1964 Pontiac Tempest GTO
|1964 Pontiac Tempest GTO|
1964 Pontiac GTO
|1964 Pontiac GTO|
1964 Ford Thunderbolt
|1964 Ford Thunderbolt|
1969 Dodge Charger Daytona
|1969 Dodge Charger Daytona|
The End of Legends
In the early 1970s, a lot of things changed for the automobile industry. The government implemented new emission regulations and the automakers were forced to create engines that used low-lead fuel. The automakers were also forced to reduce the power of all their engine to meet the standards set by the government. This resulted in the decline in power of all muscle cars.

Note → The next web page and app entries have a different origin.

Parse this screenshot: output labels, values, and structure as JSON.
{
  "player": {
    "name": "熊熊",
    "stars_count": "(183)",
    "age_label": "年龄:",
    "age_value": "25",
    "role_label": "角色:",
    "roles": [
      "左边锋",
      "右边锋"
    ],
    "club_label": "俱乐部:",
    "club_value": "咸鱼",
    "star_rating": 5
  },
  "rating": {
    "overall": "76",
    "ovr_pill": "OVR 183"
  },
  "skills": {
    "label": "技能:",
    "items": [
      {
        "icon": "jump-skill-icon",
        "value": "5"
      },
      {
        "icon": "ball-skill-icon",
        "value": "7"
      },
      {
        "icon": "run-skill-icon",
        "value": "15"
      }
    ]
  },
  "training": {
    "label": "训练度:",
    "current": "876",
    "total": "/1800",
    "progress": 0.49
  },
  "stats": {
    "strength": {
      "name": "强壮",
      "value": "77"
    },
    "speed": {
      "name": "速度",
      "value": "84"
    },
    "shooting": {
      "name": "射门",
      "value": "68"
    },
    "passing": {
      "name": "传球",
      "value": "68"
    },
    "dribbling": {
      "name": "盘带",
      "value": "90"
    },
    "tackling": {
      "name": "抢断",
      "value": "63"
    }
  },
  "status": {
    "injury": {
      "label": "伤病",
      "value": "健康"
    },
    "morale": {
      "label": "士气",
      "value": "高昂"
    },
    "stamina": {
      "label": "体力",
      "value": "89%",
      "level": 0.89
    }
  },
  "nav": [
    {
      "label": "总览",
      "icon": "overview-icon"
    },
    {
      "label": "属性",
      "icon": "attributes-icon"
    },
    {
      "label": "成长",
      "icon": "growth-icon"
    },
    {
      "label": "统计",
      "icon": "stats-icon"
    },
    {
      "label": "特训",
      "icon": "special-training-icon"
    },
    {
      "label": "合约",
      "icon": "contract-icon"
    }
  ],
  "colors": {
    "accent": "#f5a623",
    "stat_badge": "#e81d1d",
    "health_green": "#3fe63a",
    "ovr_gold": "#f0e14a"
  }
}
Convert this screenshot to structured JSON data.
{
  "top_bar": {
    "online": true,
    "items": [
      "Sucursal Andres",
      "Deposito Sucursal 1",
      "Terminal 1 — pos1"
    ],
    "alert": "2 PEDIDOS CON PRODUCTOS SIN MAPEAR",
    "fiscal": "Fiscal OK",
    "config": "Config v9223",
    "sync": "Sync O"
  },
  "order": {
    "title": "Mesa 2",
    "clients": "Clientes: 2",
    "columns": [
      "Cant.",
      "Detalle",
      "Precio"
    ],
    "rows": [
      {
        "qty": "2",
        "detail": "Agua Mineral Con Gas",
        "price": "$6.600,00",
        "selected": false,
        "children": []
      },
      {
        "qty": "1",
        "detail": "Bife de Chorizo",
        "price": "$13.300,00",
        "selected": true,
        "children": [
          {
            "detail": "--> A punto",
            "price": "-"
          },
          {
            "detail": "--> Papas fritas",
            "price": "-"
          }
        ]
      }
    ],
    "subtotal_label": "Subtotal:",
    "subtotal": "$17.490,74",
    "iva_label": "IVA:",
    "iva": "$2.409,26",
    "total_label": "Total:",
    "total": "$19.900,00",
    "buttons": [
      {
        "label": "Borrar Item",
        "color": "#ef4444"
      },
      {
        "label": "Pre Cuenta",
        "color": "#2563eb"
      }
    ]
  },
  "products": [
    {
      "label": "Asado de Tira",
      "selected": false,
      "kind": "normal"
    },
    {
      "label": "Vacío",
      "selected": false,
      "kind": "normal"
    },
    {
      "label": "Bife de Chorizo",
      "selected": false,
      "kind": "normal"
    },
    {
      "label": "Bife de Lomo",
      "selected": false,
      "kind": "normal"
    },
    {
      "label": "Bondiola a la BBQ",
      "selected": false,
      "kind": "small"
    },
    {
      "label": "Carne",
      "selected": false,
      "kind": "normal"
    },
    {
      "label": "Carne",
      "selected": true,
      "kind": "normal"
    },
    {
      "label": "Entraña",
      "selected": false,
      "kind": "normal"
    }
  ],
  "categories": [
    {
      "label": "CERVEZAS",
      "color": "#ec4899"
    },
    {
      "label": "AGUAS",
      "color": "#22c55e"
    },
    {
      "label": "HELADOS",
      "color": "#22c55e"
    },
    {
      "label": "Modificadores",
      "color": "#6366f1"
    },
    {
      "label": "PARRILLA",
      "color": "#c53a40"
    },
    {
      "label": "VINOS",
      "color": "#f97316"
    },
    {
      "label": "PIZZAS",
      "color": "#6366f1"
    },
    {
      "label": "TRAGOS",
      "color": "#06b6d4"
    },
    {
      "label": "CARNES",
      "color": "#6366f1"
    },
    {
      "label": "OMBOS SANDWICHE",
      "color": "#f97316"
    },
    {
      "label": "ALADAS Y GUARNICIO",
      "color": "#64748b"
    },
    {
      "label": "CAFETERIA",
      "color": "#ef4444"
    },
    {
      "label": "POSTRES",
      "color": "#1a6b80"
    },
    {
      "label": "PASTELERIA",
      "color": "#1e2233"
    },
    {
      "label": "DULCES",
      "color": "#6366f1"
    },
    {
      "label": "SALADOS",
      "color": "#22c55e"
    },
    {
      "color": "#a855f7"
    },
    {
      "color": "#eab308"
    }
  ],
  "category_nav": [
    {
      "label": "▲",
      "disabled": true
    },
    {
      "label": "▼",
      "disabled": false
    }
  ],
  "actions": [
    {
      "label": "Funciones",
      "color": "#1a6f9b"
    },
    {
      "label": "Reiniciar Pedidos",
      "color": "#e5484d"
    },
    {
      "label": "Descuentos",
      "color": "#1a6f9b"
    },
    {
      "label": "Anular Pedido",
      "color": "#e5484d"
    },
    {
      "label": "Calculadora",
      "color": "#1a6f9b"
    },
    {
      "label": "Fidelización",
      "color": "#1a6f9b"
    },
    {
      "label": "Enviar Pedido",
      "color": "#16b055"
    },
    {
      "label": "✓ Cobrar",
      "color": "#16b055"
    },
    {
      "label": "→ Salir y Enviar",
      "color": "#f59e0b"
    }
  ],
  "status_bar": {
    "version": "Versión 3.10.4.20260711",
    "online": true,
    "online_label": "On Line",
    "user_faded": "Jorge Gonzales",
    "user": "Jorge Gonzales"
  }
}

By 1973, America experienced its 1st oil crisis when OPEC stopped exporting oils to the country. Fuel was in short supply which caused the gas prices to skyrocket. Insurance companies gave up on high-performance cars because all of the muscle cars from the late 1960s were believed to be unsafe. Topped with inflation rates, the cost of owning a muscle car became too expensive for the general public. It was more economical to buy smaller and compact cars, either from Detroit or imported cars. And for those that can actually afford a muscle car, they lost interest as the muscle cars no longer had the power they boasted. The demands for muscle cars plummeted and by 1975, almost all of the big-block cars disappeared.
To keep the muscle cars alive, some models such as the Plymouth Road Runner were heavily restyled and no longer focused on power. The pony cars were also heavily battered – by 1974, on the Firebird and the Camaro survived. The Ford Mustang was no longer a pony car and changed into a high-end compact car.
During the mid-1970s, the Firebird was able to dominate the dwindling market due to its improved handling and absence of competition. In 1977, Chevrolet noticed Pontiac’s success with the Firebird and revived the Camaro Z-28 after is disappeared from the market for 2 years. Some pony cars also made a comeback and also focused on style. During the late 70s, the automakers have adapted to the government regulations. And in 1979, the 3rd generation Mustangs were introduced that had a restyle and a V8 engine option. The new Mustang with the low-torque V8 engine was received well and it gave hope for the muscle car market to bring back some power but this was short lived when America experienced another gas crisis. It lasted until 1982 and the market for performance cars started to grow again.
The following years were more forgiving for the muscle cars and this paved way to their evolution. Slowly, more modern technology was incorporated into these classics. They were also safer and engines were getting bigger without exceeding the regulations.
We’ve talked a lot about muscle cars, so now will give you some ideas as to why they are so popular. Here are some of the most popular muscle cars in history:
Plymouth Road Runner Hemi
|Plymouth Road Runner Hemi|
As some of you may have guessed, it is named after the popular cartoon character – the Road Runner. And before it made its debut in 1968, Plymouth got the approval of Warner Brothers to use the name and image of the Road Runner into their car. To further capitalize on the popular cartoon character, Plymouth even developed a horn that resembled Road Runner’s “Beep-beep”. (more: Top 10 Cars Used in Fast & Furious 7)
Ford Mustang Boss 429
|Ford Mustang Boss 429|
What made the Boss 429 interesting is that fact that it is basically hand-made. The large 429 engine could not fit in a regular Mustang without heavy modifications to the hood. Ford asked Kar Kraft from Michigan to handcraft the body. You can identify a Boss 429 with its hood scoop and a spoiler mounted on the trunk lid. (more: Ford Mustang Boss Pictures Collection)
Chevrolet Camaro ZL1
|Chevrolet Camaro ZL1|
Buick GSX Stage 1
|Buick GSX Stage 1|
The GSX is actually a package option that was available for the Gran Sport 455 in 1970. The GSX’s design was quite different from Buick’s previous designs. The GSX Stage 1 was available from 1970 until 1974. On its debut year, only 488 GSX Stage 1 were ordered. It was powered by a 455 cid V8 engine which could produce a strong 510 lbs.-ft. of torque and 360 horsepower. The Buick GSX Stage 1 may not be one of the fastest but it surely had its own unique beauty to cope. (more: List of classic American muscle car)
Plymouth Hemi ‘Cuda
|Plymouth Hemi Cuda|
The ‘Cuda was a trim package for the Plymouth Barracuda and was available from 1969 until 1974. Plymouth only produced a limited number of Hemi ‘Cuda which makes them a valued classic. And even though only a handful of them exist, they still left a mark in the history of automobiles.
(more: Supercharged Plymouth Hemi 'Cuda)
Chevrolet Chevelle SS 454
|Chevrolet Chevelle SS 454|